Over the weekend, the shooting death of Rayshard Brooks during a routine stop by a white officer in Atlanta led to an outcry, more protests and the police chief's swift ouster.
What we're watching in the elsewhere...
SEOUL — South Korea's president called on North Korea to stop raising animosities and return to talks, saying Monday the rivals must not reverse the peace deals that he and North Korean leader Kim Jong Un reached during 2018 summits.
President Moon Jae-in's efforts to defuse rising animosities came after North Korea threatened Friday to destroy an inter-Korean liaison office located in North Korea and take unspecified military steps against South Korea.
If North Korean were to take such actions it would be a serious setback to Moon's efforts toward Korean reconciliation and finding a negotiated solution to the North Korean nuclear issue.

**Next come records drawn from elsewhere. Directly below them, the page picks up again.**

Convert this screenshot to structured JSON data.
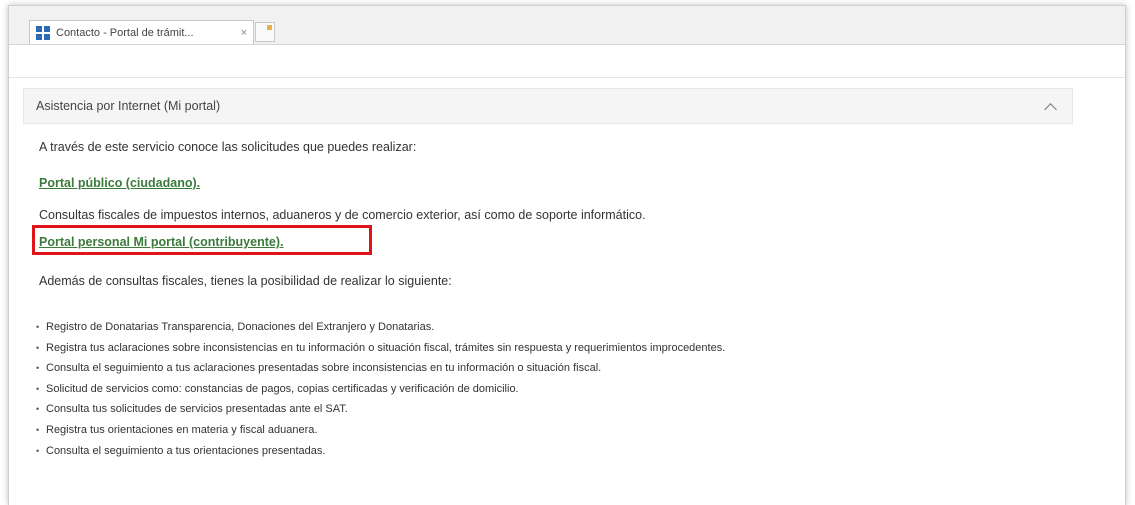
{
  "browser": {
    "tab_title": "Contacto - Portal de trámit...",
    "tab_close": "×"
  },
  "section": {
    "title": "Asistencia por Internet (Mi portal)",
    "expanded": true,
    "intro": "A través de este servicio conoce las solicitudes que puedes realizar:",
    "link_public": "Portal público (ciudadano).",
    "public_desc": "Consultas fiscales de impuestos internos, aduaneros y de comercio exterior, así como de soporte informático.",
    "link_personal": "Portal personal Mi portal (contribuyente).",
    "personal_desc": "Además de consultas fiscales, tienes la posibilidad de realizar lo siguiente:",
    "items": [
      "Registro de Donatarias Transparencia, Donaciones del Extranjero y Donatarias.",
      "Registra tus aclaraciones sobre inconsistencias en tu información o situación fiscal, trámites sin respuesta y requerimientos improcedentes.",
      "Consulta el seguimiento a tus aclaraciones presentadas sobre inconsistencias en tu información o situación fiscal.",
      "Solicitud de servicios como: constancias de pagos, copias certificadas y verificación de domicilio.",
      "Consulta tus solicitudes de servicios presentadas ante el SAT.",
      "Registra tus orientaciones en materia y fiscal aduanera.",
      "Consulta el seguimiento a tus orientaciones presentadas."
    ]
  },
  "colors": {
    "link": "#3a7a3a",
    "highlight_box": "#e0121a",
    "header_bg": "#f5f5f5"
  }
}
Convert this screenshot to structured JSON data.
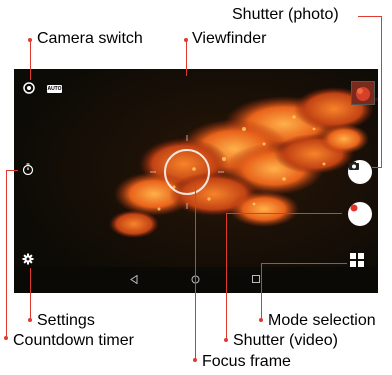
{
  "callouts": {
    "camera_switch": "Camera switch",
    "viewfinder": "Viewfinder",
    "shutter_photo": "Shutter (photo)",
    "settings": "Settings",
    "countdown_timer": "Countdown timer",
    "mode_selection": "Mode selection",
    "shutter_video": "Shutter (video)",
    "focus_frame": "Focus frame"
  },
  "screen": {
    "auto_badge": "AUTO",
    "icons": {
      "camera_switch": "camera-switch-icon",
      "timer": "timer-icon",
      "settings": "gear-icon",
      "mode_selection": "grid-icon",
      "shutter_photo": "camera-icon",
      "shutter_video": "record-dot-icon",
      "nav_back": "back-triangle-icon",
      "nav_home": "home-circle-icon",
      "nav_recent": "recent-square-icon"
    }
  },
  "colors": {
    "callout_line": "#e03a2f",
    "foliage": "#e2631a",
    "record": "#e5322b"
  }
}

"North Korea must not sever communications and create tensions to turn back the clock to a past confrontational period," Moon said during a meeting with top presidential advisers, according to his office. "We must not push back the pledges of peace that Chairman Kim Jong Un and I made."
Moon, a liberal who met Kim three times in 2018, was a driving force behind now-dormant diplomatic efforts between Pyongyang and Washington, including the summit between Kim and President Donald Trump in Singapore in 2018.
During two of the three inter-Korean summits, Moon and Kim agreed to achieve denuclearization of the Korean Peninsula and take other steps to boost exchanges and dial down military tensions. Those summits initially helped to improve their countries' ties significantly, before their relations became strained again after the breakdown of a second Kim-Trump summit in Vietnam in early 2019.
This report by The Canadian Press was first published June 15, 2020
The Canadian Press